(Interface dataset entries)

=== Begin Enclosure ===

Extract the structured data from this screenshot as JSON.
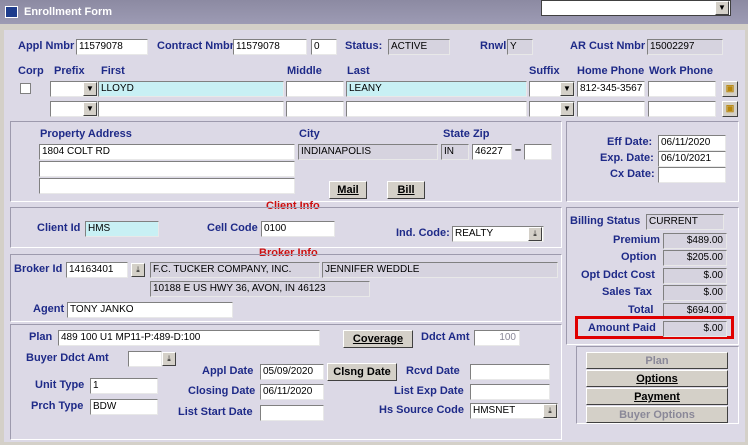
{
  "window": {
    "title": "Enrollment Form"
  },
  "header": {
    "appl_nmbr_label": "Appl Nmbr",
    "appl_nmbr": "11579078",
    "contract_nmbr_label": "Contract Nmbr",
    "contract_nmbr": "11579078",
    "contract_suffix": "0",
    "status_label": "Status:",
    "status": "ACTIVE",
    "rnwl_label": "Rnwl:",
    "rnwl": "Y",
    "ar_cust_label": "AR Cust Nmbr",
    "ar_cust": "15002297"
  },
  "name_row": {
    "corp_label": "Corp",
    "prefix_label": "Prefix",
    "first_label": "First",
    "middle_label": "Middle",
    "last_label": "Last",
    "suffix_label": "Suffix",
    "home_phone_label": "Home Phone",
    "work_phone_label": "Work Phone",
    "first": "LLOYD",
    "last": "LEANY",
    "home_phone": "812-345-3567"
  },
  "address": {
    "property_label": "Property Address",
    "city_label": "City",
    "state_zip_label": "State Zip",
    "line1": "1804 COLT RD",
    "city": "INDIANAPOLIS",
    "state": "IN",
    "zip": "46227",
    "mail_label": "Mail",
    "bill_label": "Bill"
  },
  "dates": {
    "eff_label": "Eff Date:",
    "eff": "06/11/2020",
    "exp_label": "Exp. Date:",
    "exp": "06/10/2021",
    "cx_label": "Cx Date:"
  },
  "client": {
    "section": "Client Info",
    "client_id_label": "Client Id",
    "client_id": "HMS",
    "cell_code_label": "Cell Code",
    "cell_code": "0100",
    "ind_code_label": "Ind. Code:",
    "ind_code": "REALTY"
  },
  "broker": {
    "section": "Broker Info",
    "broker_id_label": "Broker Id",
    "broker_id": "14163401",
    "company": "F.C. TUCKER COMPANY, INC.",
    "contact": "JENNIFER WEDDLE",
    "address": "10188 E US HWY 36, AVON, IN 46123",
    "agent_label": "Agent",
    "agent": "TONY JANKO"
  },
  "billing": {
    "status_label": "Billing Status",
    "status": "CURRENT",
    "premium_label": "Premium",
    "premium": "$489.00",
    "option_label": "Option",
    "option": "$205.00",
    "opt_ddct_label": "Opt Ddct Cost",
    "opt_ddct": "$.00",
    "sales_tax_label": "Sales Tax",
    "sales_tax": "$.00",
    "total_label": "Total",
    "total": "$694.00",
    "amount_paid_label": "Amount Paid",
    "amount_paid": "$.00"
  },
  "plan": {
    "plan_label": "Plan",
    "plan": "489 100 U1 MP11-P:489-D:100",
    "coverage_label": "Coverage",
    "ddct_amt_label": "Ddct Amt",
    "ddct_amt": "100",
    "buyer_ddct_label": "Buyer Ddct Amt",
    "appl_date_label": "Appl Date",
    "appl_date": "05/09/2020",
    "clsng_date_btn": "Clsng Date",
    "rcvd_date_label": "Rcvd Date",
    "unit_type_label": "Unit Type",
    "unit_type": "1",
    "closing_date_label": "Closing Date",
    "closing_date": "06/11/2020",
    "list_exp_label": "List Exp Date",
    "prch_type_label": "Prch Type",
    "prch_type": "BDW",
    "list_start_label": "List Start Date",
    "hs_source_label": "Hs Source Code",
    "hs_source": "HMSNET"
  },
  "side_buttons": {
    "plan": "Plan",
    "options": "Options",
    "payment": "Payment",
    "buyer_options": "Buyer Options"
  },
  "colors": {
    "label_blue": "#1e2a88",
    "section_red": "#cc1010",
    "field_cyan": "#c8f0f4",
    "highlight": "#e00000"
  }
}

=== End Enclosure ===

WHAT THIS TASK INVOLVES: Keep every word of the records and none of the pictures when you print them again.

ANSWER AREA:
Extract the structured data from this screenshot as JSON.
{
  "window": {
    "title": "Enrollment Form"
  },
  "header": {
    "appl_nmbr_label": "Appl Nmbr",
    "appl_nmbr": "11579078",
    "contract_nmbr_label": "Contract Nmbr",
    "contract_nmbr": "11579078",
    "contract_suffix": "0",
    "status_label": "Status:",
    "status": "ACTIVE",
    "rnwl_label": "Rnwl:",
    "rnwl": "Y",
    "ar_cust_label": "AR Cust Nmbr",
    "ar_cust": "15002297"
  },
  "name_row": {
    "corp_label": "Corp",
    "prefix_label": "Prefix",
    "first_label": "First",
    "middle_label": "Middle",
    "last_label": "Last",
    "suffix_label": "Suffix",
    "home_phone_label": "Home Phone",
    "work_phone_label": "Work Phone",
    "first": "LLOYD",
    "last": "LEANY",
    "home_phone": "812-345-3567"
  },
  "address": {
    "property_label": "Property Address",
    "city_label": "City",
    "state_zip_label": "State Zip",
    "line1": "1804 COLT RD",
    "city": "INDIANAPOLIS",
    "state": "IN",
    "zip": "46227",
    "mail_label": "Mail",
    "bill_label": "Bill"
  },
  "dates": {
    "eff_label": "Eff Date:",
    "eff": "06/11/2020",
    "exp_label": "Exp. Date:",
    "exp": "06/10/2021",
    "cx_label": "Cx Date:"
  },
  "client": {
    "section": "Client Info",
    "client_id_label": "Client Id",
    "client_id": "HMS",
    "cell_code_label": "Cell Code",
    "cell_code": "0100",
    "ind_code_label": "Ind. Code:",
    "ind_code": "REALTY"
  },
  "broker": {
    "section": "Broker Info",
    "broker_id_label": "Broker Id",
    "broker_id": "14163401",
    "company": "F.C. TUCKER COMPANY, INC.",
    "contact": "JENNIFER WEDDLE",
    "address": "10188 E US HWY 36, AVON, IN 46123",
    "agent_label": "Agent",
    "agent": "TONY JANKO"
  },
  "billing": {
    "status_label": "Billing Status",
    "status": "CURRENT",
    "premium_label": "Premium",
    "premium": "$489.00",
    "option_label": "Option",
    "option": "$205.00",
    "opt_ddct_label": "Opt Ddct Cost",
    "opt_ddct": "$.00",
    "sales_tax_label": "Sales Tax",
    "sales_tax": "$.00",
    "total_label": "Total",
    "total": "$694.00",
    "amount_paid_label": "Amount Paid",
    "amount_paid": "$.00"
  },
  "plan": {
    "plan_label": "Plan",
    "plan": "489 100 U1 MP11-P:489-D:100",
    "coverage_label": "Coverage",
    "ddct_amt_label": "Ddct Amt",
    "ddct_amt": "100",
    "buyer_ddct_label": "Buyer Ddct Amt",
    "appl_date_label": "Appl Date",
    "appl_date": "05/09/2020",
    "clsng_date_btn": "Clsng Date",
    "rcvd_date_label": "Rcvd Date",
    "unit_type_label": "Unit Type",
    "unit_type": "1",
    "closing_date_label": "Closing Date",
    "closing_date": "06/11/2020",
    "list_exp_label": "List Exp Date",
    "prch_type_label": "Prch Type",
    "prch_type": "BDW",
    "list_start_label": "List Start Date",
    "hs_source_label": "Hs Source Code",
    "hs_source": "HMSNET"
  },
  "side_buttons": {
    "plan": "Plan",
    "options": "Options",
    "payment": "Payment",
    "buyer_options": "Buyer Options"
  },
  "colors": {
    "label_blue": "#1e2a88",
    "section_red": "#cc1010",
    "field_cyan": "#c8f0f4",
    "highlight": "#e00000"
  }
}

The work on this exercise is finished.